#### Given entries
----------------------------------------

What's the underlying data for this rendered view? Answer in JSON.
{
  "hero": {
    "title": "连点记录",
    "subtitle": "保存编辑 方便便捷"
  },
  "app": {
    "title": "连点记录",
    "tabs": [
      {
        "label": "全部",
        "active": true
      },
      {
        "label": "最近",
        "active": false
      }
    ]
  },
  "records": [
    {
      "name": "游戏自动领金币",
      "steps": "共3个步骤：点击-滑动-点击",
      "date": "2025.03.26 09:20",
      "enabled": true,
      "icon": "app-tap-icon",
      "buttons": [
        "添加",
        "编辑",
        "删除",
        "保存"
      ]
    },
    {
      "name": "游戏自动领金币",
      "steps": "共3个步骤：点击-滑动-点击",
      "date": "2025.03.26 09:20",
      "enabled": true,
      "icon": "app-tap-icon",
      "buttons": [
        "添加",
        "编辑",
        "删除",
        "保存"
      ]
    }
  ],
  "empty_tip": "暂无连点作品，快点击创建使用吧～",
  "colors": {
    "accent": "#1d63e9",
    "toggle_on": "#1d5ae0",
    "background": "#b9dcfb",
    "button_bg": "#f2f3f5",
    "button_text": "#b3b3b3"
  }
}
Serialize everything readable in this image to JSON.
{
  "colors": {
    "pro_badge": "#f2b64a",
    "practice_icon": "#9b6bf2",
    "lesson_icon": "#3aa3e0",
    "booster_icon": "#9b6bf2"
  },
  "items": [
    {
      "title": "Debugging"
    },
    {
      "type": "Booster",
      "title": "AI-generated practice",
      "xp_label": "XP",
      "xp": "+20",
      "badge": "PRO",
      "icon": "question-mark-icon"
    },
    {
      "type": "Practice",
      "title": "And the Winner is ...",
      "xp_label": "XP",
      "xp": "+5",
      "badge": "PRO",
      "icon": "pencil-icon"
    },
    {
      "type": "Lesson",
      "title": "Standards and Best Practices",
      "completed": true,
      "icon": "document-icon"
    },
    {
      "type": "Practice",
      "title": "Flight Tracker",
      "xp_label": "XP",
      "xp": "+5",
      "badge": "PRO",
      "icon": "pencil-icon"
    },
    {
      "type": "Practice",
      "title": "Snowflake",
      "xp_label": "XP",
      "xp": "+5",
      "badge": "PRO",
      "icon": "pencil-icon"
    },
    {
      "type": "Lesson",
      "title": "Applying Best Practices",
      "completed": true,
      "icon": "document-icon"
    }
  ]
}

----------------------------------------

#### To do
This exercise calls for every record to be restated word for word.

#### Solution for this task
What's the underlying data for this rendered view? Answer in JSON.
{
  "hero": {
    "title": "连点记录",
    "subtitle": "保存编辑 方便便捷"
  },
  "app": {
    "title": "连点记录",
    "tabs": [
      {
        "label": "全部",
        "active": true
      },
      {
        "label": "最近",
        "active": false
      }
    ]
  },
  "records": [
    {
      "name": "游戏自动领金币",
      "steps": "共3个步骤：点击-滑动-点击",
      "date": "2025.03.26 09:20",
      "enabled": true,
      "icon": "app-tap-icon",
      "buttons": [
        "添加",
        "编辑",
        "删除",
        "保存"
      ]
    },
    {
      "name": "游戏自动领金币",
      "steps": "共3个步骤：点击-滑动-点击",
      "date": "2025.03.26 09:20",
      "enabled": true,
      "icon": "app-tap-icon",
      "buttons": [
        "添加",
        "编辑",
        "删除",
        "保存"
      ]
    }
  ],
  "empty_tip": "暂无连点作品，快点击创建使用吧～",
  "colors": {
    "accent": "#1d63e9",
    "toggle_on": "#1d5ae0",
    "background": "#b9dcfb",
    "button_bg": "#f2f3f5",
    "button_text": "#b3b3b3"
  }
}
Serialize everything readable in this image to JSON.
{
  "colors": {
    "pro_badge": "#f2b64a",
    "practice_icon": "#9b6bf2",
    "lesson_icon": "#3aa3e0",
    "booster_icon": "#9b6bf2"
  },
  "items": [
    {
      "title": "Debugging"
    },
    {
      "type": "Booster",
      "title": "AI-generated practice",
      "xp_label": "XP",
      "xp": "+20",
      "badge": "PRO",
      "icon": "question-mark-icon"
    },
    {
      "type": "Practice",
      "title": "And the Winner is ...",
      "xp_label": "XP",
      "xp": "+5",
      "badge": "PRO",
      "icon": "pencil-icon"
    },
    {
      "type": "Lesson",
      "title": "Standards and Best Practices",
      "completed": true,
      "icon": "document-icon"
    },
    {
      "type": "Practice",
      "title": "Flight Tracker",
      "xp_label": "XP",
      "xp": "+5",
      "badge": "PRO",
      "icon": "pencil-icon"
    },
    {
      "type": "Practice",
      "title": "Snowflake",
      "xp_label": "XP",
      "xp": "+5",
      "badge": "PRO",
      "icon": "pencil-icon"
    },
    {
      "type": "Lesson",
      "title": "Applying Best Practices",
      "completed": true,
      "icon": "document-icon"
    }
  ]
}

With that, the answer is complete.